* **Your assignment**
Scanning the entries below, copy every line that contains the word "icon".

** Raw data follows **

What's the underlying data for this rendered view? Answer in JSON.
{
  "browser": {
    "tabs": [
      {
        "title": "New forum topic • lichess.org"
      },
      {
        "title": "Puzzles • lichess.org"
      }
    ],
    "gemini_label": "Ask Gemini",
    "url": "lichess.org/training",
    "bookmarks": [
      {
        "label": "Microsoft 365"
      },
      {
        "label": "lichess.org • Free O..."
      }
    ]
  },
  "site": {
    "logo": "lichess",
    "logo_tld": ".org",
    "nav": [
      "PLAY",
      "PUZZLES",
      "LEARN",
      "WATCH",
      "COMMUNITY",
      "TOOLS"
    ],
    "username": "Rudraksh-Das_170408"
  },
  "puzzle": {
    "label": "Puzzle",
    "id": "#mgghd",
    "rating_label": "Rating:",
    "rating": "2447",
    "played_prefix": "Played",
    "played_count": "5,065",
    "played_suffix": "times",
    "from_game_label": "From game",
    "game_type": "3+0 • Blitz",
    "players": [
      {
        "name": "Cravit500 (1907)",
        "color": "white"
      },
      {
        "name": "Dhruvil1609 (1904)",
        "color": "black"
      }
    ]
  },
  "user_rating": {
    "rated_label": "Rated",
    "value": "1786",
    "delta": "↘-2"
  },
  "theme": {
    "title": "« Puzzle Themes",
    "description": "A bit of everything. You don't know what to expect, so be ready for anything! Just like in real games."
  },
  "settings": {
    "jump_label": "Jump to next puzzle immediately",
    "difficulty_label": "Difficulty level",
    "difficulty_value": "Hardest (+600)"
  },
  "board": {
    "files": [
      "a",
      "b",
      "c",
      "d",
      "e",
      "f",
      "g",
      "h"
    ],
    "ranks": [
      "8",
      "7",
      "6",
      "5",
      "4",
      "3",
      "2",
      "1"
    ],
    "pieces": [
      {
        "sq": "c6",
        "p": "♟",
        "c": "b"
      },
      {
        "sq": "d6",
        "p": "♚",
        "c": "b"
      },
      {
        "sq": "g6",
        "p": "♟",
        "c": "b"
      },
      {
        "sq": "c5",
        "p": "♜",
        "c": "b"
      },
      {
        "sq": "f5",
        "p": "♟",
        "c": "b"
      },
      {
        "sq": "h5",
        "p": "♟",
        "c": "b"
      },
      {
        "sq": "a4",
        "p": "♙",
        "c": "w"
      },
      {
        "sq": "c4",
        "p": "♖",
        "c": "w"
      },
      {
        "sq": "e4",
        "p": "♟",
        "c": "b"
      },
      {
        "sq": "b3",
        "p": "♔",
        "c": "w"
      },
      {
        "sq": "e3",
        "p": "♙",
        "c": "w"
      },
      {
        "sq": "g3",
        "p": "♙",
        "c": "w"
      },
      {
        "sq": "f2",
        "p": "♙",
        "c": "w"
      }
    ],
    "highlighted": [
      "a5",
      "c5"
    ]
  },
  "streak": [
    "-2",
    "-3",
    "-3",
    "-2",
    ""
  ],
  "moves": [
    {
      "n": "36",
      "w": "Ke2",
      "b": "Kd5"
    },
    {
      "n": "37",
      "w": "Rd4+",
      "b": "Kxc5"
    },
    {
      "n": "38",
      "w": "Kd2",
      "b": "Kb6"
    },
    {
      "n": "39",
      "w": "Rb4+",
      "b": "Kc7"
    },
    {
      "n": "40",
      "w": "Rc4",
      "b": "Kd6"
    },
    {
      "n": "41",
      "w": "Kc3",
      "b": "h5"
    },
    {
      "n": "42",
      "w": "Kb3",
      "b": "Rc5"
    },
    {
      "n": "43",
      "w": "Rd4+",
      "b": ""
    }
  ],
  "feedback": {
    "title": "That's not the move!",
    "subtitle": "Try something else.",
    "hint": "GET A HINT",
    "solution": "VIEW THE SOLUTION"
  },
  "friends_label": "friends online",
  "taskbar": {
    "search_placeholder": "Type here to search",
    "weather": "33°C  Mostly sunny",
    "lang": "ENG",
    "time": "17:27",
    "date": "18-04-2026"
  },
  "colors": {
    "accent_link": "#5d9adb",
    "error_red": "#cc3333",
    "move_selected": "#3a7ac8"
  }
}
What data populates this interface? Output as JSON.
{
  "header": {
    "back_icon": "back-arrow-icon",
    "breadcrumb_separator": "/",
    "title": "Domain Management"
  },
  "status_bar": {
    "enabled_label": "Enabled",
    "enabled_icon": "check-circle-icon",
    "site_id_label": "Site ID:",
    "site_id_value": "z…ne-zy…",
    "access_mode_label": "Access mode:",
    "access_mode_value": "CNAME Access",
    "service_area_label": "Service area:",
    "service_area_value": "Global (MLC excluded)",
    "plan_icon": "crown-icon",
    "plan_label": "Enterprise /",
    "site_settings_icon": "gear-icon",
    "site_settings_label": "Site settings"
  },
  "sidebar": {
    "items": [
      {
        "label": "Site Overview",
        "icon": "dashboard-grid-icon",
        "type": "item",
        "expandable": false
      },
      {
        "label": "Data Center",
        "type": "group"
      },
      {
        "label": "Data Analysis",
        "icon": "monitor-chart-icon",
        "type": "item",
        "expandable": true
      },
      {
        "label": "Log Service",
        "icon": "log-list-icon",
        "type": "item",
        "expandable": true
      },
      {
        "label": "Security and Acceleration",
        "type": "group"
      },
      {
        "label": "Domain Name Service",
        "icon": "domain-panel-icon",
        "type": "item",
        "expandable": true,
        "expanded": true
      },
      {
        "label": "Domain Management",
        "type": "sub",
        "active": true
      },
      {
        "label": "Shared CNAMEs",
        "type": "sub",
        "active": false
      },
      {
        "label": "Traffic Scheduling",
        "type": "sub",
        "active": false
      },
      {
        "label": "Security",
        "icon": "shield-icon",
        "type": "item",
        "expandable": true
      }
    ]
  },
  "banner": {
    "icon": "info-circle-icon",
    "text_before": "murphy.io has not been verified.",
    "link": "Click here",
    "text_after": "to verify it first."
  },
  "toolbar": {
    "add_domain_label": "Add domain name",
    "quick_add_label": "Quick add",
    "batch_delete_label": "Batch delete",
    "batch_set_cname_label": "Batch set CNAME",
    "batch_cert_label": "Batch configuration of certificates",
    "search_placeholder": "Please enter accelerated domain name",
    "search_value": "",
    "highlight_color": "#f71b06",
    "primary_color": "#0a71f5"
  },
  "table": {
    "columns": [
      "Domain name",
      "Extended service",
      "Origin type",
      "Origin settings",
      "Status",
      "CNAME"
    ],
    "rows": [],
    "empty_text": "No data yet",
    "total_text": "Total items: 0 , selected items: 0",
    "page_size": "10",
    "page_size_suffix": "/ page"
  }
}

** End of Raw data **

* **Worked solution**
    "back_icon": "back-arrow-icon",
    "enabled_icon": "check-circle-icon",
    "plan_icon": "crown-icon",
    "site_settings_icon": "gear-icon",
        "icon": "dashboard-grid-icon",
        "icon": "monitor-chart-icon",
        "icon": "log-list-icon",
        "icon": "domain-panel-icon",
        "icon": "shield-icon",
    "icon": "info-circle-icon",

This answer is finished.